So much about gardening is trial-and-error and learning how to respond to what Mother Nature throws at you.
Much more can be learned about home gardening techniques and strategies throughout Peak Prosperity by clicking here. Consider also checking out what The Grow Network has to offer as well (Peak Insiders get added discounts with them too!)
Preparing & Storing Food
Whether the food is grown by us or by our CSA, our family has developed a practical plan for food storage. We have fashioned a workable root-storage cellar out of our basement bulkhead for use over the late fall and winter months. All of our various root crops (potatoes, beets, turnips, carrots, etc.) are stored there until we use them. Effective storage in a root cellar requires a bit of learning and experimenting, with the variables being the method of storage, varieties being stored, temperature and humidity control, and culling to ensure minimal spoilage.
We keep chickens (great source to learn how here), which handily convert our kitchen waste into eggs and fertilizer. We also raise a few turkeys for the freezer every year. Over the years, we have gained increasing experience with butchering and processing our own birds, and now people come to us to learn this skill. This, too, has become a point of community for us.
Peak and our tribe is filled with knowledge on canning (found here). As with our informal food-storage and butchering outreach, I often find our tribe sharing stories of sharing their kitchen with friends as they work side by side. This kind of sharing has the benefit of nurturing relationships within our community. It also introduces local friends to new skills that may be useful to them on their own path toward personal preparation and increased food independence.
In addition to canning our food (which has a sizable learning curve), we also dehydrate a fair portion of it (which does not). Dehydrating preserves more of the nutrients in your food, and dried food requires substantially less space to store.
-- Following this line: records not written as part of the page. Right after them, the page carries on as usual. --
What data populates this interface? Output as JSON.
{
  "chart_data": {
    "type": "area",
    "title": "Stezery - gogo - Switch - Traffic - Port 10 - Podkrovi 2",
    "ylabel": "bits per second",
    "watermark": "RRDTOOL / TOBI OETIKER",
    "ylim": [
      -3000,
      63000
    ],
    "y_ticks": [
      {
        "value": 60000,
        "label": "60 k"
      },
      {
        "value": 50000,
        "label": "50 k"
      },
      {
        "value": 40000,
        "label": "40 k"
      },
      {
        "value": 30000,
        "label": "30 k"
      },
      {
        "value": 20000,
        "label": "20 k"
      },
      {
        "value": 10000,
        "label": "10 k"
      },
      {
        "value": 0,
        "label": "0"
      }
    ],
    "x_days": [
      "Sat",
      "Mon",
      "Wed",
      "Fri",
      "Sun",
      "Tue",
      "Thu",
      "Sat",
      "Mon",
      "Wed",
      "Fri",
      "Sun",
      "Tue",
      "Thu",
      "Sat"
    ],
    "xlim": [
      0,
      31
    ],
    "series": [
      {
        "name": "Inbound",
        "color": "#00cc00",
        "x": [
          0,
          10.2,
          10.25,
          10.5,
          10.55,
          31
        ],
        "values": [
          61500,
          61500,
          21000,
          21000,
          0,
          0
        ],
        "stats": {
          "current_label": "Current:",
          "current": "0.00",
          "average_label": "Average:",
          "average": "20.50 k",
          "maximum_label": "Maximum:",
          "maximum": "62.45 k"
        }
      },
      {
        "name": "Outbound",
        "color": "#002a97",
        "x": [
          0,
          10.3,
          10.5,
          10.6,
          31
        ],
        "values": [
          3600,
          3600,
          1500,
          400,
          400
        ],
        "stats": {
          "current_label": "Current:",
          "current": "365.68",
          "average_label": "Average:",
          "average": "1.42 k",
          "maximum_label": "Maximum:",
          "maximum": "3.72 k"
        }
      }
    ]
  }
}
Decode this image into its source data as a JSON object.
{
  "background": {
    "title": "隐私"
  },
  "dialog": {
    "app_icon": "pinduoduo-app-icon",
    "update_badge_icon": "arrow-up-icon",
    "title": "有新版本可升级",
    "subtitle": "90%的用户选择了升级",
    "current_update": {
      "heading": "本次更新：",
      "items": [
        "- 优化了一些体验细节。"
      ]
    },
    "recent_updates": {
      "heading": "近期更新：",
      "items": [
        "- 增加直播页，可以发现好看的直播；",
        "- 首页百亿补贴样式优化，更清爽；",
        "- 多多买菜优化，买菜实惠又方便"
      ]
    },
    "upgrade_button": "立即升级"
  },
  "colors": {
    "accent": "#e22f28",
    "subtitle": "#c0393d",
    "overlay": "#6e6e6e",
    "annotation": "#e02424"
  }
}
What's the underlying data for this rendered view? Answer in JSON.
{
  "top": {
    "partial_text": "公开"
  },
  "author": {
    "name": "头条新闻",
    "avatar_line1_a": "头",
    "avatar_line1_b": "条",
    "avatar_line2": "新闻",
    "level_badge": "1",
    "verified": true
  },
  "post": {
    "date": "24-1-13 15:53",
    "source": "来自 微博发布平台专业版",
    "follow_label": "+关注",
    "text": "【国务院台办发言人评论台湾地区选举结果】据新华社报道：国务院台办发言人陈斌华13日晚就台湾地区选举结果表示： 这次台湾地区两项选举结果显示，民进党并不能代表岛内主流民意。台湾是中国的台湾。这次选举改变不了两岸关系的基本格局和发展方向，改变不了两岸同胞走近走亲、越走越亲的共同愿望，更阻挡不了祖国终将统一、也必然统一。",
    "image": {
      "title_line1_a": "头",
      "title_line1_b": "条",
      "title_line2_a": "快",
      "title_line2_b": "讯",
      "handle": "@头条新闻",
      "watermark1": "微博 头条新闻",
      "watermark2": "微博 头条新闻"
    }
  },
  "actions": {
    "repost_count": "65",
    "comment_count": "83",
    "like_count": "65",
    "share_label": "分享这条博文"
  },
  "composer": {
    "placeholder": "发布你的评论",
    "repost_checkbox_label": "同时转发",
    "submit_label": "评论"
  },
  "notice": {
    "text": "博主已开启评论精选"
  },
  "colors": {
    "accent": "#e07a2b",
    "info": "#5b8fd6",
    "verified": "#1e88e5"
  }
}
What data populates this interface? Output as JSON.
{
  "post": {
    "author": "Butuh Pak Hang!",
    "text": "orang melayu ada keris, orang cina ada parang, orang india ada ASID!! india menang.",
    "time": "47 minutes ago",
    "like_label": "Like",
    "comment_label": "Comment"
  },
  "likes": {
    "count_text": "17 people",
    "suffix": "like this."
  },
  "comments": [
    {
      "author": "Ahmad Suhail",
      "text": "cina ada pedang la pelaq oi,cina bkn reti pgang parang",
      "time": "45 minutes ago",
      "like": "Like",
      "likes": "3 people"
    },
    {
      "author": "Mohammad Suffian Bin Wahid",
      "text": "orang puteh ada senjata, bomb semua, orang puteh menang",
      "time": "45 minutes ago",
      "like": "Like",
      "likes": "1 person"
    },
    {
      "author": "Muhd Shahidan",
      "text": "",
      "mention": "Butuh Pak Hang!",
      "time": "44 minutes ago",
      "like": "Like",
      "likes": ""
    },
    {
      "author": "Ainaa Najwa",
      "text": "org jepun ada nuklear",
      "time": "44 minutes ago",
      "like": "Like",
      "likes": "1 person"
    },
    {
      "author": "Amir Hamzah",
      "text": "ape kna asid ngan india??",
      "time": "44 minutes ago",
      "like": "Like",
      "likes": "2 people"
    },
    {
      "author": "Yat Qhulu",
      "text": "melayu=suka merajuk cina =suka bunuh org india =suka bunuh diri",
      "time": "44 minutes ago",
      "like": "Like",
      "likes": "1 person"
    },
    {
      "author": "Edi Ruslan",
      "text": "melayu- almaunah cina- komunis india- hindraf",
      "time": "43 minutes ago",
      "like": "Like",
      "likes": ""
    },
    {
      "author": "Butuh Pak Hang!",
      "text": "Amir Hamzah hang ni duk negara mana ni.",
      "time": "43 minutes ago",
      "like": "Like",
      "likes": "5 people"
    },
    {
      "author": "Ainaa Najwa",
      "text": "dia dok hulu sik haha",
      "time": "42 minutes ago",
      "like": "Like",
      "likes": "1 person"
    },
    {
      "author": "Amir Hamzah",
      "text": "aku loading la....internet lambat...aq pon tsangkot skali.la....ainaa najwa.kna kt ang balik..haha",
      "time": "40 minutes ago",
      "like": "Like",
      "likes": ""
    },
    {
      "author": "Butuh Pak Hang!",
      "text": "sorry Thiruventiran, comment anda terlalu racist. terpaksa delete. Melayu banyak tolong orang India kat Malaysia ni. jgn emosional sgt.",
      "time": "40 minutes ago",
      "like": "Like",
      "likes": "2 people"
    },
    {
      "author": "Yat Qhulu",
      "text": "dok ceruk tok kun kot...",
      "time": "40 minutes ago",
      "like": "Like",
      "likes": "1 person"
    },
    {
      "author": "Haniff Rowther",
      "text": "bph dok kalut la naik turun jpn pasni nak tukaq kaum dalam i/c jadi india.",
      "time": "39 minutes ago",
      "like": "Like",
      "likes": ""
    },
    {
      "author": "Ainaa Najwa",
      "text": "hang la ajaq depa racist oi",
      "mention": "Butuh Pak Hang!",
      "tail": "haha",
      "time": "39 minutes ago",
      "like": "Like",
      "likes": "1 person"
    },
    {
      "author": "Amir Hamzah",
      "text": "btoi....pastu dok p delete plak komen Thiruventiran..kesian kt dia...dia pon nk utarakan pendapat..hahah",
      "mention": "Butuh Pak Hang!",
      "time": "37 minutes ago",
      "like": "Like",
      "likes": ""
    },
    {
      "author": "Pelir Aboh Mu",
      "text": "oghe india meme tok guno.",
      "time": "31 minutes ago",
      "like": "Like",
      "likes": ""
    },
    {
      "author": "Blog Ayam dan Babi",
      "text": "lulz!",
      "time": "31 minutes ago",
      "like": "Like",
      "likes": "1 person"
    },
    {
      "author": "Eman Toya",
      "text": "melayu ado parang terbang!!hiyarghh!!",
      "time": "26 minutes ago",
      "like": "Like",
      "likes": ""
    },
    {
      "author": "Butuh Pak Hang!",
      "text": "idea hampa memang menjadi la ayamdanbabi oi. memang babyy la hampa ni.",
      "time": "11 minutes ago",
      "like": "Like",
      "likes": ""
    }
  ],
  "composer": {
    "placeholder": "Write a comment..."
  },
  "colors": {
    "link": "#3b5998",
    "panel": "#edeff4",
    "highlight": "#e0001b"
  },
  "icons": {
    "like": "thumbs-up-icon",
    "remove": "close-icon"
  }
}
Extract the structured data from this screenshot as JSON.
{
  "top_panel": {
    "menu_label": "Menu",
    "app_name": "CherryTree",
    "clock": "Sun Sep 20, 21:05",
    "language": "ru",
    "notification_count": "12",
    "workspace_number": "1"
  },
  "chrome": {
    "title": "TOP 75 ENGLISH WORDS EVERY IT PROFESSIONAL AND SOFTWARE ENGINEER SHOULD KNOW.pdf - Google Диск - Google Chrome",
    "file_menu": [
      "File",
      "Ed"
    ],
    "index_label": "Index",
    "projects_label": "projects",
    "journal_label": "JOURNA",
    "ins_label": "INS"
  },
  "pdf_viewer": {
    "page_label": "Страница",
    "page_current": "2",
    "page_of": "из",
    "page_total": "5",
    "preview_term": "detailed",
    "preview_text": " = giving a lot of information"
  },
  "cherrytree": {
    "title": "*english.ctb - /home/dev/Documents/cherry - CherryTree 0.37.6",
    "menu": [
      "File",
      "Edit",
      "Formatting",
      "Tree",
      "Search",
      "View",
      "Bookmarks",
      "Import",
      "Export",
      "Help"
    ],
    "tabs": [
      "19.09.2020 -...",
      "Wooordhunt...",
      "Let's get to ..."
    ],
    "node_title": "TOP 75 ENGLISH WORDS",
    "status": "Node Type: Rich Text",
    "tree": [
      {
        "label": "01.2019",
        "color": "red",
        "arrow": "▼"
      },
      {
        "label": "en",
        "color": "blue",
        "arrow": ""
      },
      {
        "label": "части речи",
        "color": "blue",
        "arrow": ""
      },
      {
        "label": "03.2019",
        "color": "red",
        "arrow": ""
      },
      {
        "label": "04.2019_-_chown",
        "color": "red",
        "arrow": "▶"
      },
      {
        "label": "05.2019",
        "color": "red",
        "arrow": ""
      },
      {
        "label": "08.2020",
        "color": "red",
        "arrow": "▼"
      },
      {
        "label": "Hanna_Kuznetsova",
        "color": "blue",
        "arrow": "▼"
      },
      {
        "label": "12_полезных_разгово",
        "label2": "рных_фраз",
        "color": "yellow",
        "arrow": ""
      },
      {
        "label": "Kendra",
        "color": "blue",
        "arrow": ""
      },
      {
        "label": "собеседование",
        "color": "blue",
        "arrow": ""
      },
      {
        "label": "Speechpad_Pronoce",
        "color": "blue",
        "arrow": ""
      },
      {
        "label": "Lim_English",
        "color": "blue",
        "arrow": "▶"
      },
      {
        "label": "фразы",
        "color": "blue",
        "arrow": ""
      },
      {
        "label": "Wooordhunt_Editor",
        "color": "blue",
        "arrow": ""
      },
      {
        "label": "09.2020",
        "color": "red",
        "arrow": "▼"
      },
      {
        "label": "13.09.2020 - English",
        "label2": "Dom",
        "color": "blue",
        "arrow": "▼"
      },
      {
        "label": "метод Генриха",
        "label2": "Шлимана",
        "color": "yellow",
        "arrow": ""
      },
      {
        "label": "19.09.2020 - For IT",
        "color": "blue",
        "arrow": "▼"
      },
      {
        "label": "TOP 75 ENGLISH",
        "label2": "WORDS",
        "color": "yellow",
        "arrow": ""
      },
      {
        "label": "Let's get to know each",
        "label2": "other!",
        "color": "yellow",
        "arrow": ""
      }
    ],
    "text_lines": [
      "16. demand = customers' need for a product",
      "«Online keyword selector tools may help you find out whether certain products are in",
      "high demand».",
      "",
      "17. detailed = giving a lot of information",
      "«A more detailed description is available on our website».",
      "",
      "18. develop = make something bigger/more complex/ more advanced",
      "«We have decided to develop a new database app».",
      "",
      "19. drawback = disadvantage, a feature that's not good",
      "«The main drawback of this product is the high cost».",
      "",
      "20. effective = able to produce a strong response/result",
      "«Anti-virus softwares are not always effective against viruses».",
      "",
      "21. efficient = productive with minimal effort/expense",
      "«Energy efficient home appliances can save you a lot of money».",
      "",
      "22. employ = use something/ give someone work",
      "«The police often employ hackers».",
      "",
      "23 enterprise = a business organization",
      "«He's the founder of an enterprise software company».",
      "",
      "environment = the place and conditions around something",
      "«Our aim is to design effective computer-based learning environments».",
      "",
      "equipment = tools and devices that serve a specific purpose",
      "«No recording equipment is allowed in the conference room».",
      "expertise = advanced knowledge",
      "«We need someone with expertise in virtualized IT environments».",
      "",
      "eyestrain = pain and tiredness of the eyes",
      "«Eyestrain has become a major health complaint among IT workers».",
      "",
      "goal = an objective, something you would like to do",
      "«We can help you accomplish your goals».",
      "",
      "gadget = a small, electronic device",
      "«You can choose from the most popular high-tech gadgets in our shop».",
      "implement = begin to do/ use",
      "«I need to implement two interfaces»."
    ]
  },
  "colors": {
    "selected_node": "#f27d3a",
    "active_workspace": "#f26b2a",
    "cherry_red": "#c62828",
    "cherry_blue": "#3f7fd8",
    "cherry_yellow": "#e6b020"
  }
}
Dried food keeps for an exceptionally long time, as most bacteria die or become completely inactive when dried.
For dehydrating food, we highly recommend the Excalibur 3900B Deluxe Series 9 Food Tray Dehydrator
- Dries all fruits, vegetables, and meats
- Handles heavy volumes and around-the-clock use
- 10-year warranty
Setting a Goal
Each of these areas represents a more direct relationship with our food, and each requires a different set of skills and knowledge. We wish we could tell you that a smart and dedicated person could pick these skills up more rapidly than others, should the need arise, but it turns out that there really isn’t any shortcut to becoming a gardener, or a canner, or a butcher, or a food preservationist. The vagaries of each growing season and the environmental variations of each year ensure that your food-production education will be anything but dull.
Wherever you live, do what you can to learn about the specific growing conditions and the varieties of food plants that particularly thrive in your area. You may want to start by adjusting your eating habits and expectations to match what is easy to grow and obtain locally.
A good goal to set is to produce as much food as you can where you live using the least amount of your personal energy. If everybody did this, think how much more resilient we’d be, and healthier, too.
Whether you can begin to grow your own food or not, we highly recommend that you figure out how to obtain as much of your food locally as you can while it’s in season, and then learn how to store it so that it lasts as long as possible.
Set a goal.
How about ten percent?